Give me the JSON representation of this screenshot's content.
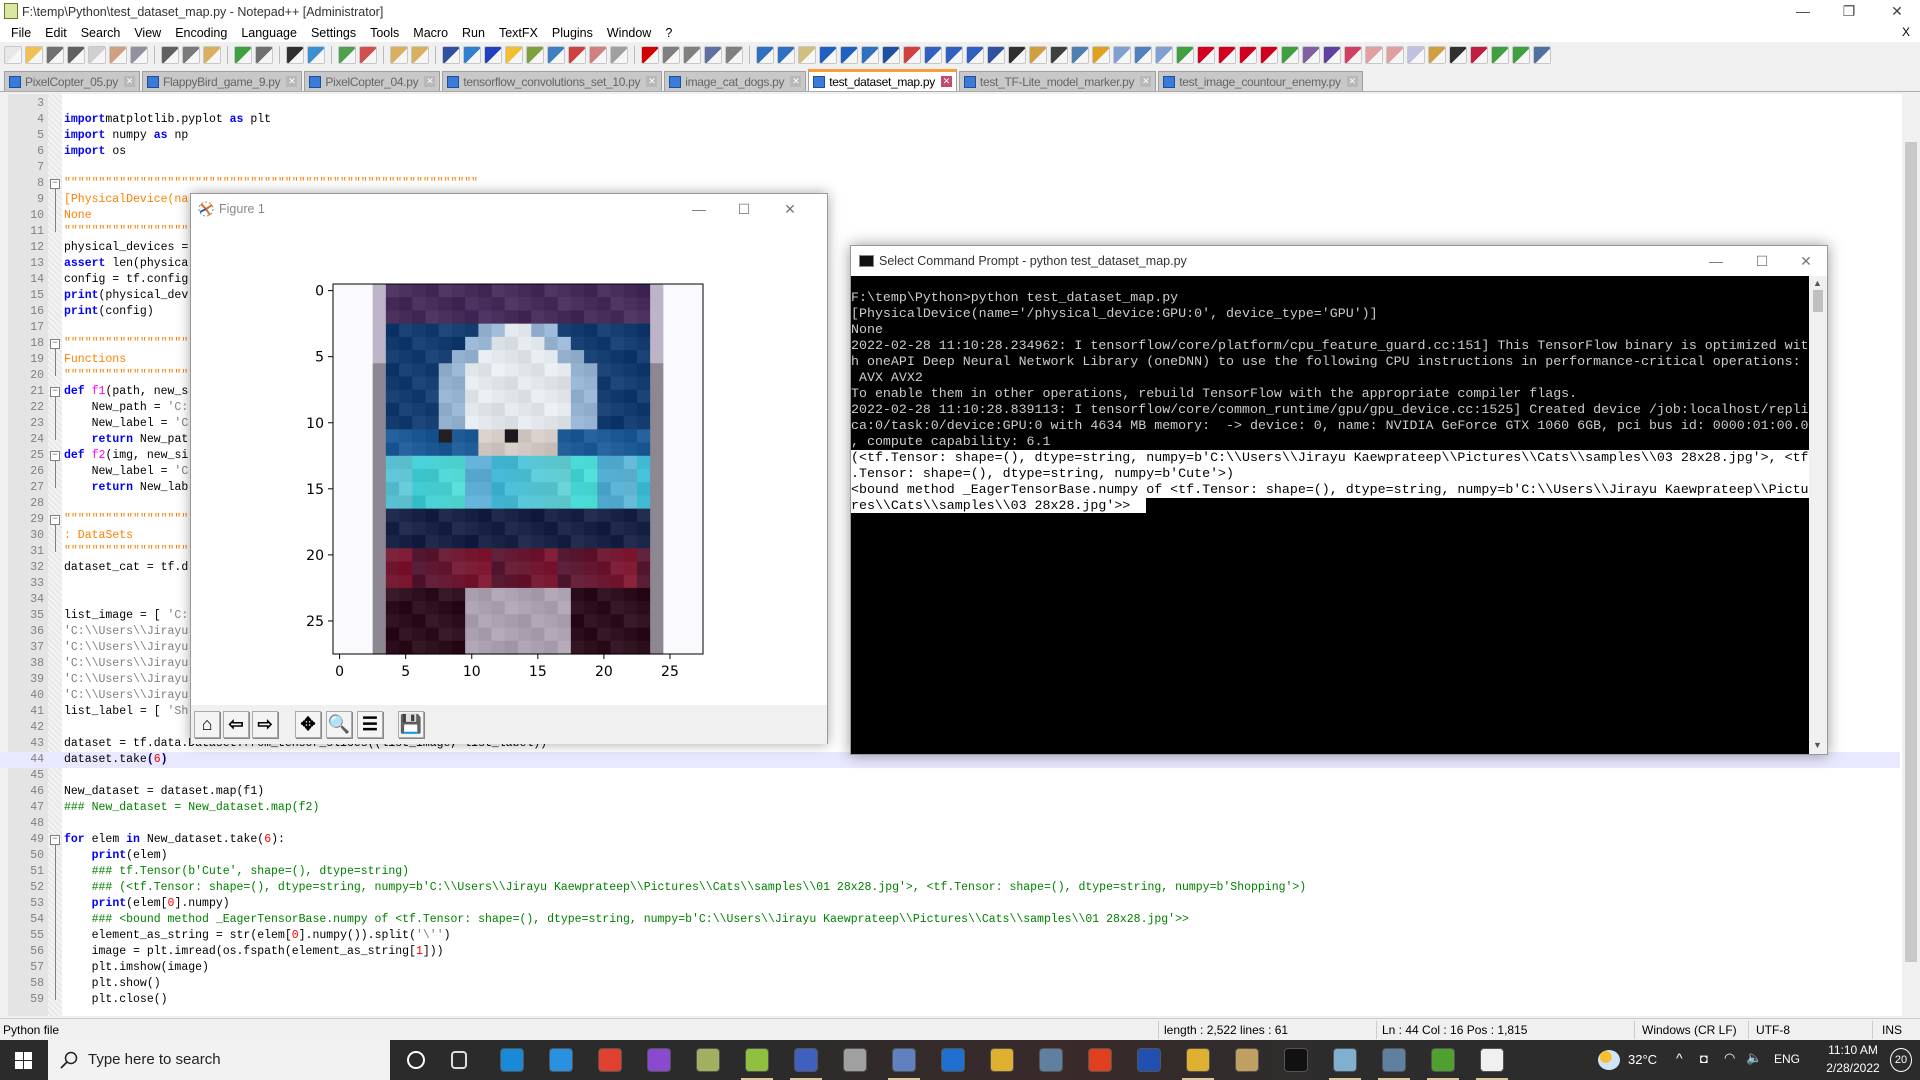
{
  "window": {
    "title": "F:\\temp\\Python\\test_dataset_map.py - Notepad++ [Administrator]",
    "minimize": "—",
    "restore": "❐",
    "close": "✕",
    "doc_close": "X"
  },
  "menu": [
    "File",
    "Edit",
    "Search",
    "View",
    "Encoding",
    "Language",
    "Settings",
    "Tools",
    "Macro",
    "Run",
    "TextFX",
    "Plugins",
    "Window",
    "?"
  ],
  "toolbar": {
    "icons": [
      [
        "new-file",
        "#e8e8e8"
      ],
      [
        "open-file",
        "#f0c050"
      ],
      [
        "save",
        "#707070"
      ],
      [
        "save-all",
        "#606060"
      ],
      [
        "close",
        "#d0d0d0"
      ],
      [
        "close-all",
        "#d0a080"
      ],
      [
        "print",
        "#9090a0"
      ],
      "|",
      [
        "cut",
        "#606060"
      ],
      [
        "copy",
        "#7a7a7a"
      ],
      [
        "paste",
        "#d8b060"
      ],
      "|",
      [
        "undo",
        "#40a040"
      ],
      [
        "redo",
        "#707070"
      ],
      "|",
      [
        "find",
        "#303030"
      ],
      [
        "replace",
        "#3a90d0"
      ],
      "|",
      [
        "zoom-in",
        "#50a050"
      ],
      [
        "zoom-out",
        "#d05050"
      ],
      "|",
      [
        "sync-vertical",
        "#d8b060"
      ],
      [
        "sync-horizontal",
        "#d8b060"
      ],
      "|",
      [
        "word-wrap",
        "#3050a0"
      ],
      [
        "show-all-characters",
        "#3080d0"
      ],
      [
        "indent-guide",
        "#2040c0"
      ],
      [
        "user-defined-language",
        "#f0c030"
      ],
      [
        "document-map",
        "#80a040"
      ],
      [
        "function-list",
        "#4080c0"
      ],
      [
        "folder-as-workspace",
        "#d04040"
      ],
      [
        "document-list",
        "#d08080"
      ],
      [
        "monitoring",
        "#a0a0a0"
      ],
      "|",
      [
        "record-macro",
        "#d00000"
      ],
      [
        "stop-recording",
        "#808080"
      ],
      [
        "playback-macro",
        "#808080"
      ],
      [
        "run-macro-multiple",
        "#6070a0"
      ],
      [
        "save-macro",
        "#808080"
      ],
      "|",
      [
        "plugin-up",
        "#3070c0"
      ],
      [
        "plugin-back",
        "#3070c0"
      ],
      [
        "plugin-page",
        "#d0c080"
      ],
      [
        "plugin-forward",
        "#2060c0"
      ],
      [
        "plugin-down",
        "#2060c0"
      ],
      [
        "plugin-insert",
        "#3070c0"
      ],
      [
        "plugin-list",
        "#2050a0"
      ],
      [
        "plugin-tree",
        "#d04040"
      ],
      [
        "plugin-collapse",
        "#3060c0"
      ],
      [
        "plugin-expand",
        "#3060c0"
      ],
      [
        "plugin-indent",
        "#3060c0"
      ],
      [
        "plugin-grid",
        "#3050a0"
      ],
      [
        "plugin-sort",
        "#303030"
      ],
      [
        "plugin-note",
        "#d0a040"
      ],
      [
        "plugin-link",
        "#404040"
      ],
      [
        "plugin-bar",
        "#5080b0"
      ],
      [
        "plugin-globe",
        "#e0a020"
      ],
      [
        "plugin-tag",
        "#80a0d0"
      ],
      [
        "plugin-chain",
        "#5080c0"
      ],
      [
        "plugin-refresh",
        "#80a0d0"
      ],
      [
        "plugin-check",
        "#40a040"
      ],
      [
        "plugin-first",
        "#d00020"
      ],
      [
        "plugin-prev",
        "#d00020"
      ],
      [
        "plugin-next",
        "#d00020"
      ],
      [
        "plugin-last",
        "#d00020"
      ],
      [
        "plugin-step",
        "#40a040"
      ],
      [
        "plugin-step-into",
        "#8060a0"
      ],
      [
        "plugin-step-out",
        "#6040a0"
      ],
      [
        "plugin-tool",
        "#d04060"
      ],
      [
        "plugin-doc",
        "#e0a0a0"
      ],
      [
        "plugin-doc-2",
        "#e0a0a0"
      ],
      [
        "plugin-doc-3",
        "#c0c0e0"
      ],
      [
        "plugin-edit",
        "#d0a040"
      ],
      [
        "plugin-compare",
        "#303030"
      ],
      [
        "plugin-x",
        "#c02040"
      ],
      [
        "plugin-merge",
        "#40a040"
      ],
      [
        "plugin-clean",
        "#40a040"
      ],
      [
        "plugin-settings",
        "#5070a0"
      ]
    ]
  },
  "tabs": [
    {
      "label": "PixelCopter_05.py"
    },
    {
      "label": "FlappyBird_game_9.py"
    },
    {
      "label": "PixelCopter_04.py"
    },
    {
      "label": "tensorflow_convolutions_set_10.py"
    },
    {
      "label": "image_cat_dogs.py"
    },
    {
      "label": "test_dataset_map.py",
      "active": true
    },
    {
      "label": "test_TF-Lite_model_marker.py"
    },
    {
      "label": "test_image_countour_enemy.py"
    }
  ],
  "editor": {
    "current_line": 44,
    "fold_lines": [
      8,
      18,
      21,
      25,
      29,
      49
    ],
    "lines": [
      {
        "n": "3",
        "t": []
      },
      {
        "n": "4",
        "t": [
          [
            "kw",
            "import"
          ],
          [
            "",
            "matplotlib.pyplot "
          ],
          [
            "kw",
            "as"
          ],
          [
            "",
            " plt"
          ]
        ]
      },
      {
        "n": "5",
        "t": [
          [
            "kw",
            "import"
          ],
          [
            "",
            " numpy "
          ],
          [
            "kw",
            "as"
          ],
          [
            "",
            " np"
          ]
        ]
      },
      {
        "n": "6",
        "t": [
          [
            "kw",
            "import"
          ],
          [
            "",
            " os"
          ]
        ]
      },
      {
        "n": "7",
        "t": []
      },
      {
        "n": "8",
        "t": [
          [
            "tq",
            "\"\"\"\"\"\"\"\"\"\"\"\"\"\"\"\"\"\"\"\"\"\"\"\"\"\"\"\"\"\"\"\"\"\"\"\"\"\"\"\"\"\"\"\"\"\"\"\"\"\"\"\"\"\"\"\"\"\"\"\""
          ]
        ]
      },
      {
        "n": "9",
        "t": [
          [
            "tq",
            "[PhysicalDevice(na"
          ]
        ]
      },
      {
        "n": "10",
        "t": [
          [
            "tq",
            "None"
          ]
        ]
      },
      {
        "n": "11",
        "t": [
          [
            "tq",
            "\"\"\"\"\"\"\"\"\"\"\"\"\"\"\"\"\"\"\"\""
          ]
        ]
      },
      {
        "n": "12",
        "t": [
          [
            "",
            "physical_devices ="
          ]
        ]
      },
      {
        "n": "13",
        "t": [
          [
            "kw",
            "assert"
          ],
          [
            "",
            " len(physica"
          ]
        ]
      },
      {
        "n": "14",
        "t": [
          [
            "",
            "config = tf.config"
          ]
        ]
      },
      {
        "n": "15",
        "t": [
          [
            "kw",
            "print"
          ],
          [
            "",
            "(physical_dev"
          ]
        ]
      },
      {
        "n": "16",
        "t": [
          [
            "kw",
            "print"
          ],
          [
            "",
            "(config)"
          ]
        ]
      },
      {
        "n": "17",
        "t": []
      },
      {
        "n": "18",
        "t": [
          [
            "tq",
            "\"\"\"\"\"\"\"\"\"\"\"\"\"\"\"\"\"\"\"\""
          ]
        ]
      },
      {
        "n": "19",
        "t": [
          [
            "tq",
            "Functions"
          ]
        ]
      },
      {
        "n": "20",
        "t": [
          [
            "tq",
            "\"\"\"\"\"\"\"\"\"\"\"\"\"\"\"\"\"\"\"\""
          ]
        ]
      },
      {
        "n": "21",
        "t": [
          [
            "kw",
            "def"
          ],
          [
            "",
            " "
          ],
          [
            "fn",
            "f1"
          ],
          [
            "",
            "(path, new_s"
          ]
        ]
      },
      {
        "n": "22",
        "t": [
          [
            "",
            "    New_path = "
          ],
          [
            "st",
            "'C:"
          ]
        ]
      },
      {
        "n": "23",
        "t": [
          [
            "",
            "    New_label = "
          ],
          [
            "st",
            "'C"
          ]
        ]
      },
      {
        "n": "24",
        "t": [
          [
            "",
            "    "
          ],
          [
            "kw",
            "return"
          ],
          [
            "",
            " New_pat"
          ]
        ]
      },
      {
        "n": "25",
        "t": [
          [
            "kw",
            "def"
          ],
          [
            "",
            " "
          ],
          [
            "fn",
            "f2"
          ],
          [
            "",
            "(img, new_si"
          ]
        ]
      },
      {
        "n": "26",
        "t": [
          [
            "",
            "    New_label = "
          ],
          [
            "st",
            "'C"
          ]
        ]
      },
      {
        "n": "27",
        "t": [
          [
            "",
            "    "
          ],
          [
            "kw",
            "return"
          ],
          [
            "",
            " New_lab"
          ]
        ]
      },
      {
        "n": "28",
        "t": []
      },
      {
        "n": "29",
        "t": [
          [
            "tq",
            "\"\"\"\"\"\"\"\"\"\"\"\"\"\"\"\"\"\"\"\""
          ]
        ]
      },
      {
        "n": "30",
        "t": [
          [
            "tq",
            ": DataSets"
          ]
        ]
      },
      {
        "n": "31",
        "t": [
          [
            "tq",
            "\"\"\"\"\"\"\"\"\"\"\"\"\"\"\"\"\"\"\"\""
          ]
        ]
      },
      {
        "n": "32",
        "t": [
          [
            "",
            "dataset_cat = tf.d"
          ]
        ]
      },
      {
        "n": "33",
        "t": []
      },
      {
        "n": "34",
        "t": []
      },
      {
        "n": "35",
        "t": [
          [
            "",
            "list_image = [ "
          ],
          [
            "st",
            "'C:"
          ]
        ]
      },
      {
        "n": "36",
        "t": [
          [
            "st",
            "'C:\\\\Users\\\\Jirayu"
          ]
        ]
      },
      {
        "n": "37",
        "t": [
          [
            "st",
            "'C:\\\\Users\\\\Jirayu"
          ]
        ]
      },
      {
        "n": "38",
        "t": [
          [
            "st",
            "'C:\\\\Users\\\\Jirayu"
          ]
        ]
      },
      {
        "n": "39",
        "t": [
          [
            "st",
            "'C:\\\\Users\\\\Jirayu"
          ]
        ]
      },
      {
        "n": "40",
        "t": [
          [
            "st",
            "'C:\\\\Users\\\\Jirayu"
          ]
        ]
      },
      {
        "n": "41",
        "t": [
          [
            "",
            "list_label = [ "
          ],
          [
            "st",
            "'Sh"
          ]
        ]
      },
      {
        "n": "42",
        "t": []
      },
      {
        "n": "43",
        "t": [
          [
            "",
            "dataset = tf.data.Dataset.from_tensor_slices((list_image, list_label))"
          ]
        ]
      },
      {
        "n": "44",
        "t": [
          [
            "",
            "dataset.take"
          ],
          [
            "op",
            "("
          ],
          [
            "nm",
            "6"
          ],
          [
            "op",
            ")"
          ]
        ]
      },
      {
        "n": "45",
        "t": []
      },
      {
        "n": "46",
        "t": [
          [
            "",
            "New_dataset = dataset.map(f1)"
          ]
        ]
      },
      {
        "n": "47",
        "t": [
          [
            "cm",
            "### New_dataset = New_dataset.map(f2)"
          ]
        ]
      },
      {
        "n": "48",
        "t": []
      },
      {
        "n": "49",
        "t": [
          [
            "kw",
            "for"
          ],
          [
            "",
            " elem "
          ],
          [
            "kw",
            "in"
          ],
          [
            "",
            " New_dataset.take("
          ],
          [
            "nm",
            "6"
          ],
          [
            "",
            "):"
          ]
        ]
      },
      {
        "n": "50",
        "t": [
          [
            "",
            "    "
          ],
          [
            "kw",
            "print"
          ],
          [
            "",
            "(elem)"
          ]
        ]
      },
      {
        "n": "51",
        "t": [
          [
            "cm",
            "    ### tf.Tensor(b'Cute', shape=(), dtype=string)"
          ]
        ]
      },
      {
        "n": "52",
        "t": [
          [
            "cm",
            "    ### (<tf.Tensor: shape=(), dtype=string, numpy=b'C:\\\\Users\\\\Jirayu Kaewprateep\\\\Pictures\\\\Cats\\\\samples\\\\01 28x28.jpg'>, <tf.Tensor: shape=(), dtype=string, numpy=b'Shopping'>)"
          ]
        ]
      },
      {
        "n": "53",
        "t": [
          [
            "",
            "    "
          ],
          [
            "kw",
            "print"
          ],
          [
            "",
            "(elem["
          ],
          [
            "nm",
            "0"
          ],
          [
            "",
            "].numpy)"
          ]
        ]
      },
      {
        "n": "54",
        "t": [
          [
            "cm",
            "    ### <bound method _EagerTensorBase.numpy of <tf.Tensor: shape=(), dtype=string, numpy=b'C:\\\\Users\\\\Jirayu Kaewprateep\\\\Pictures\\\\Cats\\\\samples\\\\01 28x28.jpg'>>"
          ]
        ]
      },
      {
        "n": "55",
        "t": [
          [
            "",
            "    element_as_string = str(elem["
          ],
          [
            "nm",
            "0"
          ],
          [
            "",
            "].numpy()).split("
          ],
          [
            "st",
            "'\\''"
          ],
          [
            "",
            ")"
          ]
        ]
      },
      {
        "n": "56",
        "t": [
          [
            "",
            "    image = plt.imread(os.fspath(element_as_string["
          ],
          [
            "nm",
            "1"
          ],
          [
            "",
            "]))"
          ]
        ]
      },
      {
        "n": "57",
        "t": [
          [
            "",
            "    plt.imshow(image)"
          ]
        ]
      },
      {
        "n": "58",
        "t": [
          [
            "",
            "    plt.show()"
          ]
        ]
      },
      {
        "n": "59",
        "t": [
          [
            "",
            "    plt.close()"
          ]
        ]
      }
    ]
  },
  "status": {
    "file_type": "Python file",
    "length": "length : 2,522    lines : 61",
    "position": "Ln : 44    Col : 16    Pos : 1,815",
    "eol": "Windows (CR LF)",
    "encoding": "UTF-8",
    "mode": "INS"
  },
  "figure": {
    "title": "Figure 1",
    "xticks": [
      "0",
      "5",
      "10",
      "15",
      "20",
      "25"
    ],
    "yticks": [
      "0",
      "5",
      "10",
      "15",
      "20",
      "25"
    ],
    "image_size": "28x28",
    "tools": [
      "home",
      "back",
      "forward",
      "pan",
      "zoom",
      "configure-subplots",
      "save"
    ]
  },
  "cmd": {
    "title": "Select Command Prompt - python  test_dataset_map.py",
    "lines": [
      "F:\\temp\\Python>python test_dataset_map.py",
      "[PhysicalDevice(name='/physical_device:GPU:0', device_type='GPU')]",
      "None",
      "2022-02-28 11:10:28.234962: I tensorflow/core/platform/cpu_feature_guard.cc:151] This TensorFlow binary is optimized wit",
      "h oneAPI Deep Neural Network Library (oneDNN) to use the following CPU instructions in performance-critical operations:",
      " AVX AVX2",
      "To enable them in other operations, rebuild TensorFlow with the appropriate compiler flags.",
      "2022-02-28 11:10:28.839113: I tensorflow/core/common_runtime/gpu/gpu_device.cc:1525] Created device /job:localhost/repli",
      "ca:0/task:0/device:GPU:0 with 4634 MB memory:  -> device: 0, name: NVIDIA GeForce GTX 1060 6GB, pci bus id: 0000:01:00.0",
      ", compute capability: 6.1",
      "(<tf.Tensor: shape=(), dtype=string, numpy=b'C:\\\\Users\\\\Jirayu Kaewprateep\\\\Pictures\\\\Cats\\\\samples\\\\03 28x28.jpg'>, <tf",
      ".Tensor: shape=(), dtype=string, numpy=b'Cute'>)",
      "<bound method _EagerTensorBase.numpy of <tf.Tensor: shape=(), dtype=string, numpy=b'C:\\\\Users\\\\Jirayu Kaewprateep\\\\Pictu",
      "res\\\\Cats\\\\samples\\\\03 28x28.jpg'>>  "
    ],
    "selected_from": 10
  },
  "taskbar": {
    "search_placeholder": "Type here to search",
    "apps": [
      [
        "cortana",
        "#2b2b2b"
      ],
      [
        "task-view",
        "#2b2b2b"
      ],
      [
        "edge",
        "#1a8ad8"
      ],
      [
        "mail",
        "#2a90e0"
      ],
      [
        "chrome",
        "#e04030"
      ],
      [
        "visual-studio",
        "#8a4ad0"
      ],
      [
        "app-tool",
        "#a0b060"
      ],
      [
        "notepad-plus-plus",
        "#90c040"
      ],
      [
        "network-app",
        "#4060c0"
      ],
      [
        "monitor-app",
        "#a0a0a0"
      ],
      [
        "remote-app",
        "#6080c0"
      ],
      [
        "blue-app",
        "#2070d0"
      ],
      [
        "folder-app",
        "#e0b030"
      ],
      [
        "virtualbox",
        "#6080a0"
      ],
      [
        "orange-app",
        "#e04020"
      ],
      [
        "powershell",
        "#2050b0"
      ],
      [
        "file-explorer",
        "#e0b030"
      ],
      [
        "paint",
        "#c0a060"
      ],
      [
        "command-prompt",
        "#111111"
      ],
      [
        "notepad",
        "#80b0d0"
      ],
      [
        "calculator",
        "#6080a0"
      ],
      [
        "nvidia",
        "#50a030"
      ],
      [
        "figure-app",
        "#f0f0f0"
      ]
    ],
    "weather": "32°C",
    "language": "ENG",
    "time": "11:10 AM",
    "date": "2/28/2022",
    "notifications": "20"
  }
}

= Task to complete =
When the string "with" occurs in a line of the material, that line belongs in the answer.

= Exercise result =
      "To enable them in other operations, rebuild TensorFlow with the appropriate compiler flags.",
      "ca:0/task:0/device:GPU:0 with 4634 MB memory:  -> device: 0, name: NVIDIA GeForce GTX 1060 6GB, pci bus id: 0000:01:00.0",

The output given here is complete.